Items from an interface collection:

■ ■ ■ ■ ■

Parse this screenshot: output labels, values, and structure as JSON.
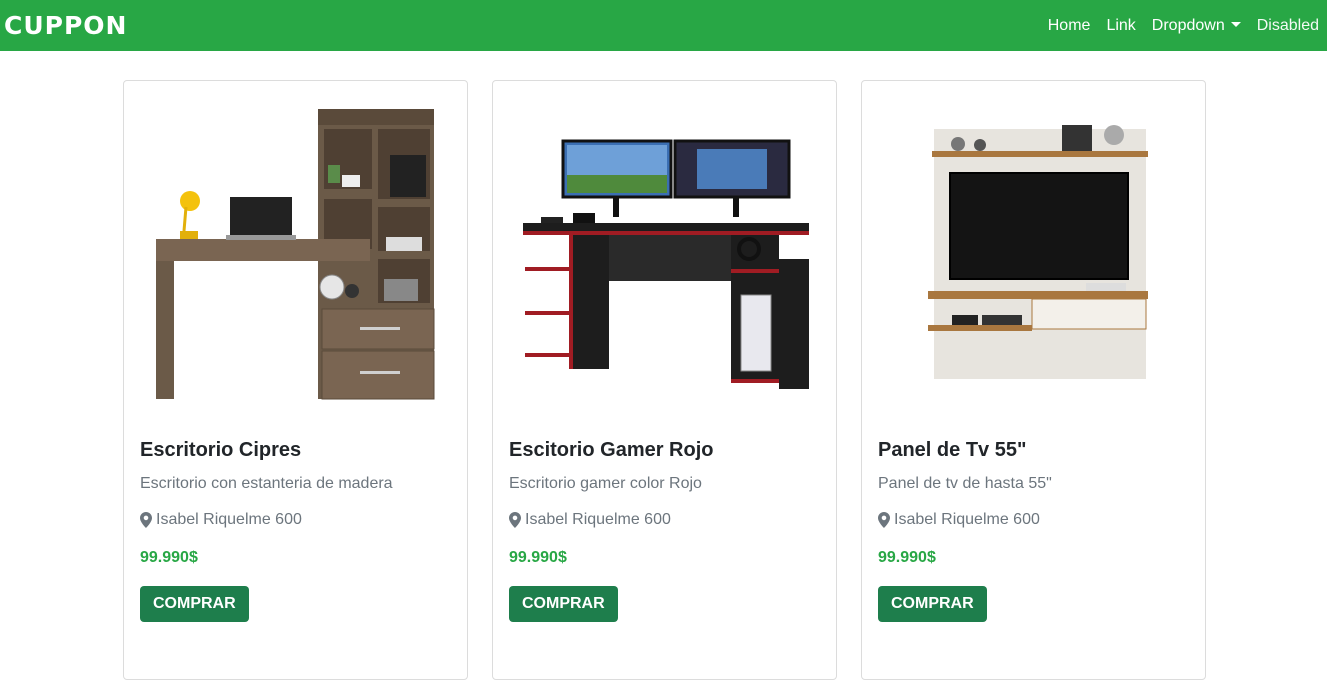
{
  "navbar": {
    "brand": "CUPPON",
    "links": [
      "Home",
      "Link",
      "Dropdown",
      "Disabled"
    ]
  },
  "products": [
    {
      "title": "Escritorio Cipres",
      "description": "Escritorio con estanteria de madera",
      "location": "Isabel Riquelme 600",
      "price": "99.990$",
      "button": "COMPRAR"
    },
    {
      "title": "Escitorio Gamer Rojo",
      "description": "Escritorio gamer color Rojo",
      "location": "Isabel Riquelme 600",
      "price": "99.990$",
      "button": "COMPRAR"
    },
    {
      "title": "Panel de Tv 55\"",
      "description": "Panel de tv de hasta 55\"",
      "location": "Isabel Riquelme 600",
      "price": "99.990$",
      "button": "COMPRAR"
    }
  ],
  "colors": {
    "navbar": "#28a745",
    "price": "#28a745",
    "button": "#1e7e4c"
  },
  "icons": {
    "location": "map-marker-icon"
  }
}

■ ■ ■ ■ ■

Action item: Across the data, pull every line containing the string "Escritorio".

Response to this task:
      "title": "Escritorio Cipres",
      "description": "Escritorio con estanteria de madera",
      "description": "Escritorio gamer color Rojo",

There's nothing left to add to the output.